> Interface dataset entries

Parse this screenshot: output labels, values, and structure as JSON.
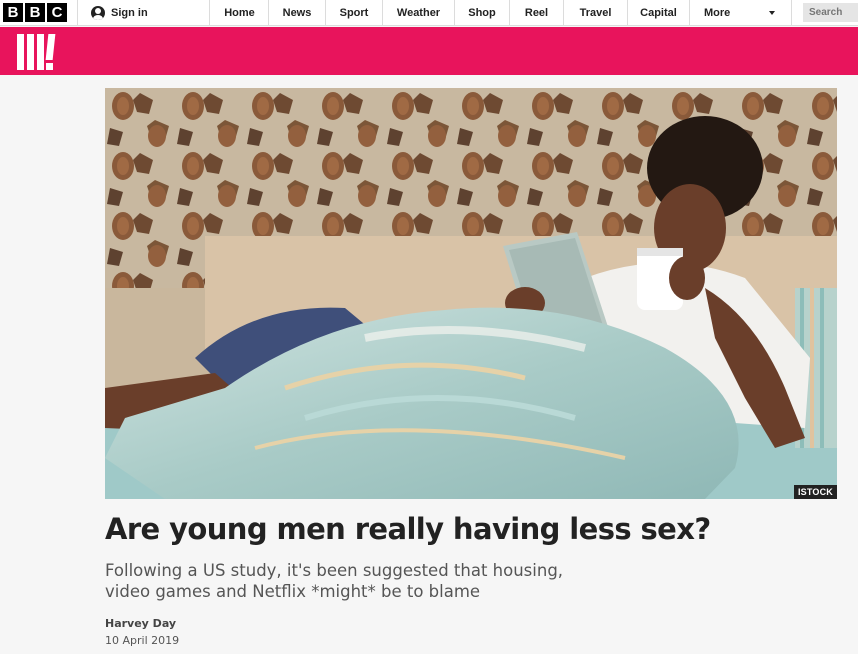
{
  "header": {
    "logo_letters": [
      "B",
      "B",
      "C"
    ],
    "signin_label": "Sign in",
    "nav": [
      {
        "label": "Home"
      },
      {
        "label": "News"
      },
      {
        "label": "Sport"
      },
      {
        "label": "Weather"
      },
      {
        "label": "Shop"
      },
      {
        "label": "Reel"
      },
      {
        "label": "Travel"
      },
      {
        "label": "Capital"
      }
    ],
    "more_label": "More",
    "search_placeholder": "Search"
  },
  "brand": {
    "name": "BBC Three",
    "color": "#e8145c"
  },
  "hero": {
    "credit": "ISTOCK"
  },
  "article": {
    "headline": "Are young men really having less sex?",
    "standfirst": "Following a US study, it's been suggested that housing, video games and Netflix *might* be to blame",
    "author": "Harvey Day",
    "date": "10 April 2019"
  }
}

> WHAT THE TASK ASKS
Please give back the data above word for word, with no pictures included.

> RESPONSE TO THIS TASK
Parse this screenshot: output labels, values, and structure as JSON.
{
  "header": {
    "logo_letters": [
      "B",
      "B",
      "C"
    ],
    "signin_label": "Sign in",
    "nav": [
      {
        "label": "Home"
      },
      {
        "label": "News"
      },
      {
        "label": "Sport"
      },
      {
        "label": "Weather"
      },
      {
        "label": "Shop"
      },
      {
        "label": "Reel"
      },
      {
        "label": "Travel"
      },
      {
        "label": "Capital"
      }
    ],
    "more_label": "More",
    "search_placeholder": "Search"
  },
  "brand": {
    "name": "BBC Three",
    "color": "#e8145c"
  },
  "hero": {
    "credit": "ISTOCK"
  },
  "article": {
    "headline": "Are young men really having less sex?",
    "standfirst": "Following a US study, it's been suggested that housing, video games and Netflix *might* be to blame",
    "author": "Harvey Day",
    "date": "10 April 2019"
  }
}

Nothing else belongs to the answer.